***** DATA UNDER STUDY *****

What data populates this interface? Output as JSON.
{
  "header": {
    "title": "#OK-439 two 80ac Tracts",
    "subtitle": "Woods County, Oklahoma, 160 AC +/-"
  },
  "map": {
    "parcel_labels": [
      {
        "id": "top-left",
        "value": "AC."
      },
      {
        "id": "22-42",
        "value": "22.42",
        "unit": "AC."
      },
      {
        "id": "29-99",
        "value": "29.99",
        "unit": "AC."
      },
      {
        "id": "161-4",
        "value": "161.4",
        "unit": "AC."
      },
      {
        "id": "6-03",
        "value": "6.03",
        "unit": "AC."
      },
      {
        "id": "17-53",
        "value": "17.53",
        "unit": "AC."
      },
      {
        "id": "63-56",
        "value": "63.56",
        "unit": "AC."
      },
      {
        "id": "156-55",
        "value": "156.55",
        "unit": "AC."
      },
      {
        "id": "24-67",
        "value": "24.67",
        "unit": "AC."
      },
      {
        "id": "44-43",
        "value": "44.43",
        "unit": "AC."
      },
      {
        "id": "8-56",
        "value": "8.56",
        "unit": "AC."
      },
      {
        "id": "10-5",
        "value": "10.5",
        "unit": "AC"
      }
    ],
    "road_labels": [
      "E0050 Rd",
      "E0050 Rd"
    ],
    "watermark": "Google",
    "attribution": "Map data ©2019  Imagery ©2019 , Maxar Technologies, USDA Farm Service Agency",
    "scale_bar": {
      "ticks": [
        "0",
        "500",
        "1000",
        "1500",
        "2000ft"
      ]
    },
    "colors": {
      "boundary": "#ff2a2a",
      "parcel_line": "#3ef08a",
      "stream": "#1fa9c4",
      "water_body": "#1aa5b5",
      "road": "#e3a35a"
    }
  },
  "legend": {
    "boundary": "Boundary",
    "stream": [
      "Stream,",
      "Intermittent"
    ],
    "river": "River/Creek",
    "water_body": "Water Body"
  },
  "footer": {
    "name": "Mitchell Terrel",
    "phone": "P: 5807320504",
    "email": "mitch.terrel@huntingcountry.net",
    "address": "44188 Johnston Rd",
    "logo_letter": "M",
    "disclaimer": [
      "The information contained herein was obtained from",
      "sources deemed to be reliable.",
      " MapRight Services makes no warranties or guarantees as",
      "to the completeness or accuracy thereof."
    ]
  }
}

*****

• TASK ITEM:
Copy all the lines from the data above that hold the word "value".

• WRITTEN ANSWER:
        "value": "AC."
        "value": "22.42",
        "value": "29.99",
        "value": "161.4",
        "value": "6.03",
        "value": "17.53",
        "value": "63.56",
        "value": "156.55",
        "value": "24.67",
        "value": "44.43",
        "value": "8.56",
        "value": "10.5",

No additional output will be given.